**Directions for this task**
The expected result is every line of the records, printed exactly.

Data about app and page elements
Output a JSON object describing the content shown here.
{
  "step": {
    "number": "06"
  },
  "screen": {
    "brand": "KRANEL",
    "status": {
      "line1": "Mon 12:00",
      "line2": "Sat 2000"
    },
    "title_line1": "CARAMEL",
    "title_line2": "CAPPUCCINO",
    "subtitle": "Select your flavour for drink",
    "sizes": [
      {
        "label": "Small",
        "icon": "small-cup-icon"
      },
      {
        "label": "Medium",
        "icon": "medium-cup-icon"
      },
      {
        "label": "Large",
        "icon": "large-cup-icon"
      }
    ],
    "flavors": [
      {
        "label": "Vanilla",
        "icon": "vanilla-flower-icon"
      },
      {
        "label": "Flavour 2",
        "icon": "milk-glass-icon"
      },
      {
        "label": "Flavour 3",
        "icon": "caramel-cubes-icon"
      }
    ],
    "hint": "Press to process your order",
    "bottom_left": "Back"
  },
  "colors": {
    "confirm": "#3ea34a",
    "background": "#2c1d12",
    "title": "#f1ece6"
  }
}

**The answer**
Output a JSON object describing the content shown here.
{
  "step": {
    "number": "06"
  },
  "screen": {
    "brand": "KRANEL",
    "status": {
      "line1": "Mon 12:00",
      "line2": "Sat 2000"
    },
    "title_line1": "CARAMEL",
    "title_line2": "CAPPUCCINO",
    "subtitle": "Select your flavour for drink",
    "sizes": [
      {
        "label": "Small",
        "icon": "small-cup-icon"
      },
      {
        "label": "Medium",
        "icon": "medium-cup-icon"
      },
      {
        "label": "Large",
        "icon": "large-cup-icon"
      }
    ],
    "flavors": [
      {
        "label": "Vanilla",
        "icon": "vanilla-flower-icon"
      },
      {
        "label": "Flavour 2",
        "icon": "milk-glass-icon"
      },
      {
        "label": "Flavour 3",
        "icon": "caramel-cubes-icon"
      }
    ],
    "hint": "Press to process your order",
    "bottom_left": "Back"
  },
  "colors": {
    "confirm": "#3ea34a",
    "background": "#2c1d12",
    "title": "#f1ece6"
  }
}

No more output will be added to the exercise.